■ Exercise directions
Here is the listing. Report each line in it that contains the string "quality".
================
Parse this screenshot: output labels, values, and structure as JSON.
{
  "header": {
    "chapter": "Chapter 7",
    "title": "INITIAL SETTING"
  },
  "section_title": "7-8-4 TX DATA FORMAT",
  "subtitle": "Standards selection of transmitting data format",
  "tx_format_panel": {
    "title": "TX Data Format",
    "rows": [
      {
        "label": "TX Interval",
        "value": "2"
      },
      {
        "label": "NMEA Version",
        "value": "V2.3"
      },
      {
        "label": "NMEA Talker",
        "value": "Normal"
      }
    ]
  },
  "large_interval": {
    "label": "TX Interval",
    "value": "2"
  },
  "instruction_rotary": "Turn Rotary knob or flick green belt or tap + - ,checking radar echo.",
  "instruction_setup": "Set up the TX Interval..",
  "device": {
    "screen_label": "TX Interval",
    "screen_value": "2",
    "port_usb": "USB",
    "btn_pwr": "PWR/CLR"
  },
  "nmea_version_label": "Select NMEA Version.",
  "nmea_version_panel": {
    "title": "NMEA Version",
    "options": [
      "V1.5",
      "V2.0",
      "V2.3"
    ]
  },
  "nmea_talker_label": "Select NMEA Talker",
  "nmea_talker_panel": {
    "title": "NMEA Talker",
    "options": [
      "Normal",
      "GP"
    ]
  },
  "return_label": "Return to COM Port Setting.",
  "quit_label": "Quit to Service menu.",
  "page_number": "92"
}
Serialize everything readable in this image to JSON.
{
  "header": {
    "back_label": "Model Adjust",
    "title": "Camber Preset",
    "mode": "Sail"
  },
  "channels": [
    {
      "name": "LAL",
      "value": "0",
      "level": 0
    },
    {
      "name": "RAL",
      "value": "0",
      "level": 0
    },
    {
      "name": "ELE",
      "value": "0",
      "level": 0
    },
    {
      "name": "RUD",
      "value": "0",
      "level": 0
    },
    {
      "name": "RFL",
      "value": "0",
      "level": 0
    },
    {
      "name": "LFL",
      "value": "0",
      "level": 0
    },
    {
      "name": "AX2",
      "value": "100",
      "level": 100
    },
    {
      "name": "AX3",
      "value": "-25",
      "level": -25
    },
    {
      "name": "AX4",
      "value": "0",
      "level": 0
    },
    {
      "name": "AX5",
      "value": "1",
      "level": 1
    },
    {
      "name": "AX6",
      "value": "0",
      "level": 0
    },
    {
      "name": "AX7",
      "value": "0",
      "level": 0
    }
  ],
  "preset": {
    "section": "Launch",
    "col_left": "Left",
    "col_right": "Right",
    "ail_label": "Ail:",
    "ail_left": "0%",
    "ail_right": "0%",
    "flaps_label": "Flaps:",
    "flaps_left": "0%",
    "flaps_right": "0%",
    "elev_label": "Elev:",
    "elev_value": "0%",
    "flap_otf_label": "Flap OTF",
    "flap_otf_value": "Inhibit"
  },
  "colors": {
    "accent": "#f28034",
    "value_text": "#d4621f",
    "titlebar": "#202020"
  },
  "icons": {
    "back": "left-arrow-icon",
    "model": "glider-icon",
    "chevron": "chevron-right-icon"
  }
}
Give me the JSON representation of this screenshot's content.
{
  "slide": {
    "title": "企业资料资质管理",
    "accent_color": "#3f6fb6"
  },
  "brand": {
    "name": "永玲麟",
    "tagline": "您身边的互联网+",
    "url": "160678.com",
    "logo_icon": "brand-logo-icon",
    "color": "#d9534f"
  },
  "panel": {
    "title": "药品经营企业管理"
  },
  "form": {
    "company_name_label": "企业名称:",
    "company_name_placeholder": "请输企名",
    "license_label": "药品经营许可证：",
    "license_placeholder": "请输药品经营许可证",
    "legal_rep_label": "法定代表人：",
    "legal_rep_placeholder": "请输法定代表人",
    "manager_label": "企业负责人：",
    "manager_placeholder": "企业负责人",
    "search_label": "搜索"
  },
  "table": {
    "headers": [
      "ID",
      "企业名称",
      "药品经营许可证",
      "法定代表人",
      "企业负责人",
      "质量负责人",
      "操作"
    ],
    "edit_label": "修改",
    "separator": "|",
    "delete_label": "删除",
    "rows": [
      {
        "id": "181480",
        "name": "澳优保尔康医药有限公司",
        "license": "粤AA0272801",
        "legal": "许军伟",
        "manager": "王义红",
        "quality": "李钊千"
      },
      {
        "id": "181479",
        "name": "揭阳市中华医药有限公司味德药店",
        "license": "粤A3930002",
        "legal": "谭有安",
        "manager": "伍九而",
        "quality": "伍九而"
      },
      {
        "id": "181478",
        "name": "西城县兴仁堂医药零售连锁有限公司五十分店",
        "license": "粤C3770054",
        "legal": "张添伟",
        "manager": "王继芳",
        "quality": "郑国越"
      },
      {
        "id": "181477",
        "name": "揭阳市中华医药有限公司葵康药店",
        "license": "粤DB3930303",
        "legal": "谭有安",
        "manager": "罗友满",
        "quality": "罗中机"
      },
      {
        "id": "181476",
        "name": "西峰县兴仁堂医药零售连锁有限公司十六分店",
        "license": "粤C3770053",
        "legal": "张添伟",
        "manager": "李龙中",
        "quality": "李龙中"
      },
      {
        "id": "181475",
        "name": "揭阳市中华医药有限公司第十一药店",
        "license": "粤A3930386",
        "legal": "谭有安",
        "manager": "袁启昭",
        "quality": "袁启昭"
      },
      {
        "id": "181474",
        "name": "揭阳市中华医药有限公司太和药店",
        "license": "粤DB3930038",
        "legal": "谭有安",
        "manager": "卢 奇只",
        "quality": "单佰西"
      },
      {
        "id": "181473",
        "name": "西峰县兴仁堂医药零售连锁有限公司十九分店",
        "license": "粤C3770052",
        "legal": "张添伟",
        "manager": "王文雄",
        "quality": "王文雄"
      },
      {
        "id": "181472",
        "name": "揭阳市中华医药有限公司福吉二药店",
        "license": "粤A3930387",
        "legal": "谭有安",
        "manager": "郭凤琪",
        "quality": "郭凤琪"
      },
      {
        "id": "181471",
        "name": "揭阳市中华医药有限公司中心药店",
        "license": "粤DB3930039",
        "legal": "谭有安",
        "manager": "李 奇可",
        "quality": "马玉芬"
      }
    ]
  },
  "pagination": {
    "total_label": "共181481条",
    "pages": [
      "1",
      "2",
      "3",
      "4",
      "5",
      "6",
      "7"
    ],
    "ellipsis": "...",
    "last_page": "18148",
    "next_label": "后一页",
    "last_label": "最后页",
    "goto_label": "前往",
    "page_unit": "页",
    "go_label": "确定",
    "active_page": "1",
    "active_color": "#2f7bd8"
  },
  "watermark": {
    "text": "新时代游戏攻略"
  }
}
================
■ Answer to the exercise
        "quality": "李钊千"
        "quality": "伍九而"
        "quality": "郑国越"
        "quality": "罗中机"
        "quality": "李龙中"
        "quality": "袁启昭"
        "quality": "单佰西"
        "quality": "王文雄"
        "quality": "郭凤琪"
        "quality": "马玉芬"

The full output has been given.